Plans to concentrate West Midlands hospital services in “centres of excellence” have been backed by Health Minister Lord Darzi.
Setting out a 10-year plan for the NHS, Lord Darzi said patients needing emergency treatment were more likely to survive if sent to specialist centres.
The proposals would mean the closure of services in the region’s hospitals, including departments which treat heart attack and stroke patients.
Instead, the NHS will focus on preventative care at a very local level, in GP surgeries, health centres or people’s homes, and providing world-class emergency treatment in specialist centres.
Lord Darzi’s proposals included funding hospitals partly on how patients rated the bedside manner of doctors and nurses. Hospitals which treated patients with dignity and compassion would receive higher budgets.
His recommendations were based on reports published this month by regional health authorities, including a study by NHS West Midlands which concluded services should be merged.
The report said: “In the West Midlands, some concentration of the most specialist emergency services into major emergency departments is necessary for the best quality of care for patients with, for example, stroke, heart attacks and major trauma.”
It added: “A concentration of some specialist activity in fewer centres where the evidence shows unequivocally this delivers better outcomes. Services where this change will need to occur (and is occurring already in some areas) include acute stroke centres; primary angioplasty for heart attack; major trauma; complex emergency surgery; inpatient paediatrics (with much that is currently inpatient continuing to be treated locally in new specialist assessment services); high risk obstetrics.”
The new proposals endorsed the plans, one of a number of so-called “visions” published by regional health authorities.
Lord Darzi said: “The visions have sent a powerful message the most effective treatments should be available for all NHS patients.
“Their plans for transforming treatment for heart attack, stroke and major trauma vividly illustrate this.
“For stroke – the third largest cause of death and single largest cause of disability in the UK – the clinical evidence clearly demonstrates the quality of care is greatly improved if stroke is treated in specialist centres.”
His proposals included introducing a greater focus on quality of care, such as “the compassion, dignity and respect with which patients are treated.”
Recommendations included making funding for hospitals reflect the quality of care patients receive.
The report said: “For the first time, patients’ assessments of the success of their treatment and quality of their experiences will have a direct impact on the way hospitals are funded.”
For a district general hospital about £7 million to £9 million a year will be dependent on factors like outcomes and patient satisfaction.
Many of the details in the report had already been announced, including the speeding up of drug appraisals by the National Institute for Health and Clinical Excellence (Nice).
Personal health budgets for people with conditions such as diabetes or multiple sclerosis will also be piloted to give patients greater control over their care.
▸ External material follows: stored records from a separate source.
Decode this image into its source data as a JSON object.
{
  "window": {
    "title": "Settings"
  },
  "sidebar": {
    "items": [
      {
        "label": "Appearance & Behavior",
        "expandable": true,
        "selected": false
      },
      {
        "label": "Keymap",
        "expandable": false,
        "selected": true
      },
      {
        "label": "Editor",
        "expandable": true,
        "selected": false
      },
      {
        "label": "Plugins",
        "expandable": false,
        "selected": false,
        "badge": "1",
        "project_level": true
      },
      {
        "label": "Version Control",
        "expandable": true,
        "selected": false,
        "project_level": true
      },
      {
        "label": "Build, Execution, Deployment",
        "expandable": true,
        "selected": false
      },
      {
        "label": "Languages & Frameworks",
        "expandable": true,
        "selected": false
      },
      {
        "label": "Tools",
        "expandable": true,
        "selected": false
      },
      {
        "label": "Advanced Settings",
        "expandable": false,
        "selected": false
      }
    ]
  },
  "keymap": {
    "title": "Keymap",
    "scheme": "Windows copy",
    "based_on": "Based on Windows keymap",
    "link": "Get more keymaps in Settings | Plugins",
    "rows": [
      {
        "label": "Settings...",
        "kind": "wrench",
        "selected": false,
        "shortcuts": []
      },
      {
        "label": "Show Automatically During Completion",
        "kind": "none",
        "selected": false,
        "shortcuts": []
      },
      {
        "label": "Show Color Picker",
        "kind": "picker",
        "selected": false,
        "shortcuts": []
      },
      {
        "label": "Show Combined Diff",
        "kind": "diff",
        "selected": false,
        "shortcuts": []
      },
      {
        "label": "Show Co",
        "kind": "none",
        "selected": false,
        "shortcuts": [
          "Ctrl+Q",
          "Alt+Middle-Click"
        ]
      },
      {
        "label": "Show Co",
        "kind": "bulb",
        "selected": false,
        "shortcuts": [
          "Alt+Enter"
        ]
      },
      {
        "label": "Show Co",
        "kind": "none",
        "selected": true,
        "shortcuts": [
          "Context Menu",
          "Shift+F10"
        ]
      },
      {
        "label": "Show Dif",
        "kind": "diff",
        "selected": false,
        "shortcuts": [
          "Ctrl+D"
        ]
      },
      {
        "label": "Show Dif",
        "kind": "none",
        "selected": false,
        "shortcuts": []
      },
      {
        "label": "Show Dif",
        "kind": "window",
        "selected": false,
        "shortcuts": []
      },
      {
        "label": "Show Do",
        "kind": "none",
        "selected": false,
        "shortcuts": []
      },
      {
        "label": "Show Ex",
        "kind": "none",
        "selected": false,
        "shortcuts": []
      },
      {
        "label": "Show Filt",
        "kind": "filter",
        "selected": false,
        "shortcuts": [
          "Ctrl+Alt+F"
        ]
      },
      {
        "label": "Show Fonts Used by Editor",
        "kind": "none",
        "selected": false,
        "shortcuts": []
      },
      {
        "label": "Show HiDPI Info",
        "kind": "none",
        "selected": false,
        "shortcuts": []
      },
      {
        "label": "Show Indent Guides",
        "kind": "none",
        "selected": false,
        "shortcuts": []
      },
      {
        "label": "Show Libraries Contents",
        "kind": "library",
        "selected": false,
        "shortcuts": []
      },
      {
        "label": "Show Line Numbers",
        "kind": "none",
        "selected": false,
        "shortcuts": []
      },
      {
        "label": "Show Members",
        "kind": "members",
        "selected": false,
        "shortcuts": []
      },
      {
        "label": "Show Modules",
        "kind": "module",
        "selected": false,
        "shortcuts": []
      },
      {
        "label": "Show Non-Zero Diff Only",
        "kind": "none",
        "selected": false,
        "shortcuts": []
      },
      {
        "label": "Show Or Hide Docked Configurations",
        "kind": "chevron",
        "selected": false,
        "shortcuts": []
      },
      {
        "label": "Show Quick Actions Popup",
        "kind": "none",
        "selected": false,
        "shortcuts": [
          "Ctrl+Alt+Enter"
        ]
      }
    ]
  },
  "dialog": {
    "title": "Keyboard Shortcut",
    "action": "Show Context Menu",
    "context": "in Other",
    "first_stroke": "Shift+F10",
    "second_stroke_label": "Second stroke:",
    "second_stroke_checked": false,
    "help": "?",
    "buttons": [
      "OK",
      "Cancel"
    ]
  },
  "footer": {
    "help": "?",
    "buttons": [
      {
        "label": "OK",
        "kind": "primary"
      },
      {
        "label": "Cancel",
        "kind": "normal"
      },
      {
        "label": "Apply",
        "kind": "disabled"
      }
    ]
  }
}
There is a focus on preventing ill health, with the creation of a Coalition for Better Health, which will initially look at tackling obesity. The 12-month review involved consultations with 60,000 patients and staff and has been hailed by the Prime Minister as a “once-in-a-generation opportunity” to make the NHS one of the world’s best systems.
Other rights include the right to choose a GP practice and the right to express a preference for choosing a particular doctor.
Health Secretary Alan Johnson said: “These locally driven, clinically led plans show how quality of care will be raised right across the country, with doctors and nurses supported to offer big improvements in treatment at the bedside.
“Quality of life will be improved and more lives will be saved.”